Town wages war of pigs with Denmark

  • 2008-07-09
  • By Adam Mullett

PIGGY IN THE MIDDLE: Town residents may eat pork but they do not want too many pigs.

VILNIUS - Just to prove that the English speaking world doesn't have a monopoly on NIMBIES (not in my back yard) people from the northern town of Mazeikiai rallied outside the Danish embassy in Vilnius July 6 in anger at a Danish pig farmer whose operation they say is will create a nuisance that they can not stomach.
The owner of the farm, Erwin Nissan,  plans to expand his farm permit from 3,000 to over 12,000 pigs. He had previously attempted to get a permit for 54,000 pigs, but the local municipality and community fiercely opposed this.

Danish Ambassador Laurids Mikaelson collected the 3,000 signatures against the expansion of the farm, which currently has only 500 items of livestock.
The issue went to the highest court in Lithuania after the Mazeikiai municipal government's case was rejected and then rejected again on appeal.
Ironically Nissan  still has to fight for what he already had a right to, despite winning the two court cases.
"When he bought the farm, it was already rated for 12,000 pigs," Danish Embassy Deputy Head of Mission Mette Kruse said.

Despite winning both cases for the right to have his farm expansion, Nissan is still having problems and is trying to negotiate with the neighbors, who are required to give permission to him. The municipality's arguments against his plans  were found to be invalid, but they are still opposing him.
The municipality insists that the farm would not be environmentally friendly. Nissan has said an environmental investigation will take place on his farm.

The Danish embassy is backing their citizen and have slammed  protests against expansion.
The Danish embassy claim that a lack of "rule of law" was  stifling Lithuania in terms of economic development.
So strong is the feeling in  Danish diplomatic circles that the ambassador took a trip to the region in the far northwest of Lithuania to mediate the issue. Kruse, who is standing in for Mikaelson while he is on holiday, said the ambassador wants Lithuanians to respect the rulings of the court.
During the rally, Mikaelson tried to please the crowd by buying them pastries from the local bakery. After they refused the pastries, he ceased to communicate with the protesters.
Protester representative Vaidotas Jarmalavicius was angry  that the  ambassador was so patronizing to believe he could butter them up with pastries.

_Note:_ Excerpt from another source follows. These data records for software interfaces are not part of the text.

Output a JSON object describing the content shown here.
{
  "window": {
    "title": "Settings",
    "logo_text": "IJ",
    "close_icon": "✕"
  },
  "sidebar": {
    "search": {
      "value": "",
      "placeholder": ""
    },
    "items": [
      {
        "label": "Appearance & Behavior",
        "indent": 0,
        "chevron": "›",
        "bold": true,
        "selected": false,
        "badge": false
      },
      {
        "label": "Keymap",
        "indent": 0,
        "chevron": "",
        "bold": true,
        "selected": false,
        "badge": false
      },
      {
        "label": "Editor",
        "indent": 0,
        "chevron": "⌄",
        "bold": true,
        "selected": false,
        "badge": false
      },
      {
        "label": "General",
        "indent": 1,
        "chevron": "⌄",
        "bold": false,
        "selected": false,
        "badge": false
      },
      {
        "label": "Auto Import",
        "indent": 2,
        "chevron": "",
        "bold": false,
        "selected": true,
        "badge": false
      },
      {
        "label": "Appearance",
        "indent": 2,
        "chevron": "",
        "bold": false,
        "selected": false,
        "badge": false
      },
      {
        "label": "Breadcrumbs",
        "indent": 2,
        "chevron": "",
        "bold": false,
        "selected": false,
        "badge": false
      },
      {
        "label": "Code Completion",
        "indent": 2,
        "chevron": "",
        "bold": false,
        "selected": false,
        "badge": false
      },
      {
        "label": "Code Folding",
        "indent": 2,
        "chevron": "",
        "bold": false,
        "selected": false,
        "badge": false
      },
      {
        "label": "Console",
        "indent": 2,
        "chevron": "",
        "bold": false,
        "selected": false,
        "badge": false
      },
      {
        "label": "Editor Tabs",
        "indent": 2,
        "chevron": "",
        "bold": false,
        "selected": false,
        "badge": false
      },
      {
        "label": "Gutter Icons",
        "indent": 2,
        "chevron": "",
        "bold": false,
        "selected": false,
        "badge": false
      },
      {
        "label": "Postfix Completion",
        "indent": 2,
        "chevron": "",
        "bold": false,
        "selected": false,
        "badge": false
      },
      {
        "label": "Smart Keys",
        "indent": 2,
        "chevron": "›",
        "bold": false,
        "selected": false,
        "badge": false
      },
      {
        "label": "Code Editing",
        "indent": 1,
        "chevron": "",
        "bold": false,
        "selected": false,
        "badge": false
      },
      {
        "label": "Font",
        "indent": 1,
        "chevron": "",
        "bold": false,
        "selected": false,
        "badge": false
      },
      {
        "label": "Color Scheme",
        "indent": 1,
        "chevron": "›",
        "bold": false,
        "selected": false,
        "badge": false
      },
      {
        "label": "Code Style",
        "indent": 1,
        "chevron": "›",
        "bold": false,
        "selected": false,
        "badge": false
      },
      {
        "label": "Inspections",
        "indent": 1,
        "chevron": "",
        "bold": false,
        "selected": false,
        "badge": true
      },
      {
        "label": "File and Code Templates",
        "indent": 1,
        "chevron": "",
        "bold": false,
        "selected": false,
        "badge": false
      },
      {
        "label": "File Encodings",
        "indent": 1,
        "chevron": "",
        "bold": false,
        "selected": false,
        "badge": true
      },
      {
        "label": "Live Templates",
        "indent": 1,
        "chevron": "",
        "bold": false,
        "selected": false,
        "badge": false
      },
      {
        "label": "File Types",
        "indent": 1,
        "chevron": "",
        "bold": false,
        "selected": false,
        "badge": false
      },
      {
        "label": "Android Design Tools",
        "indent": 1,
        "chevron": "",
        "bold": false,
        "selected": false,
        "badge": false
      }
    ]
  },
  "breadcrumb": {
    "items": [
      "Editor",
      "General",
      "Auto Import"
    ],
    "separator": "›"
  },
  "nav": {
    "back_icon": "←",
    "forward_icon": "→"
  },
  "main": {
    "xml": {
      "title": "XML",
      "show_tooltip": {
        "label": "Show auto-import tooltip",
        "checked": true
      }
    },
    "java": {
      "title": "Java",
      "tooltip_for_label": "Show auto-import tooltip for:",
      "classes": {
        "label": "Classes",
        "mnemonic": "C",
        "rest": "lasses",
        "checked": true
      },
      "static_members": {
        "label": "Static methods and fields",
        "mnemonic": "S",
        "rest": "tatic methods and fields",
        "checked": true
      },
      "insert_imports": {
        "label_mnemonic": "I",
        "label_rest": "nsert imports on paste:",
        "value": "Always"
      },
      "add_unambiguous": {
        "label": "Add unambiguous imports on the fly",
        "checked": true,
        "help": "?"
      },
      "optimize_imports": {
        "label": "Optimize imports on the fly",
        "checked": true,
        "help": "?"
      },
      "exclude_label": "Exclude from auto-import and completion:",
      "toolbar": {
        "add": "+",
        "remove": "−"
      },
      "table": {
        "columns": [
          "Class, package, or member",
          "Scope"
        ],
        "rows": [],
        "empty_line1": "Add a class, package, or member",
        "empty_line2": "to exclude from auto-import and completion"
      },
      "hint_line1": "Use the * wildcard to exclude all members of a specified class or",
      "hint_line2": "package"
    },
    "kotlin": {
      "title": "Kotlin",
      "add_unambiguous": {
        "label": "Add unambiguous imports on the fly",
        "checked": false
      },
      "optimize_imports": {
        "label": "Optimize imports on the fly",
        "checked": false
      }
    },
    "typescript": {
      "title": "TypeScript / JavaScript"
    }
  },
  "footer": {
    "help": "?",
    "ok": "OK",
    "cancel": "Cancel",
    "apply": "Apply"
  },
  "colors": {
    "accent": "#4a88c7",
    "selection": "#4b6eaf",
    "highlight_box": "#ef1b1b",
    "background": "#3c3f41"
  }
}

The ambassador saw this move differently. He intended the pastries as a gesture of good will whereby protesters could negotiate more comfortably.
"The ambassador thought this would be normal to have coffee and pastries because they got up early in the morning and had a long bus ride behind them. He wanted a good atmosphere," Kruse said.
Following the pastry debacle, the ambassador broke off communication with the protesters. "This was supposed to be a hand forward for communication," Kruse said. "It is seen some ways in some countries and other ways in other countries," she added.

The issue has become a sore spot for the ambassador who was forced to post an open letter regarding the issue.
"I feel indeed sorry about the negative reaction that Danish agriculture meets in some circles in Lithuania. Nobody, even the most environmentally conscious Lithuanian opposing Danish farming in Lithuania can deny that Denmark and the Danish people for decades have been among the leaders 's or the leader 's of the world when it comes to environmental policies and environmental consciousness of the population," Mikaelson wrote  on the Danish Embassy Web site

He went on to rubbish claims that Nissan's farm is not environmentally friendly.
"Why should Danish farmers doing business in Lithuanian agriculture be a threat to the Lithuanian environment? What about other farmers? My embassy supports modern farming as a genuine business, like any other business, on equal conditions and of course with full respect for all Lithuanian and European Union rules and laws, including environmental rules," Mikaelson wrote.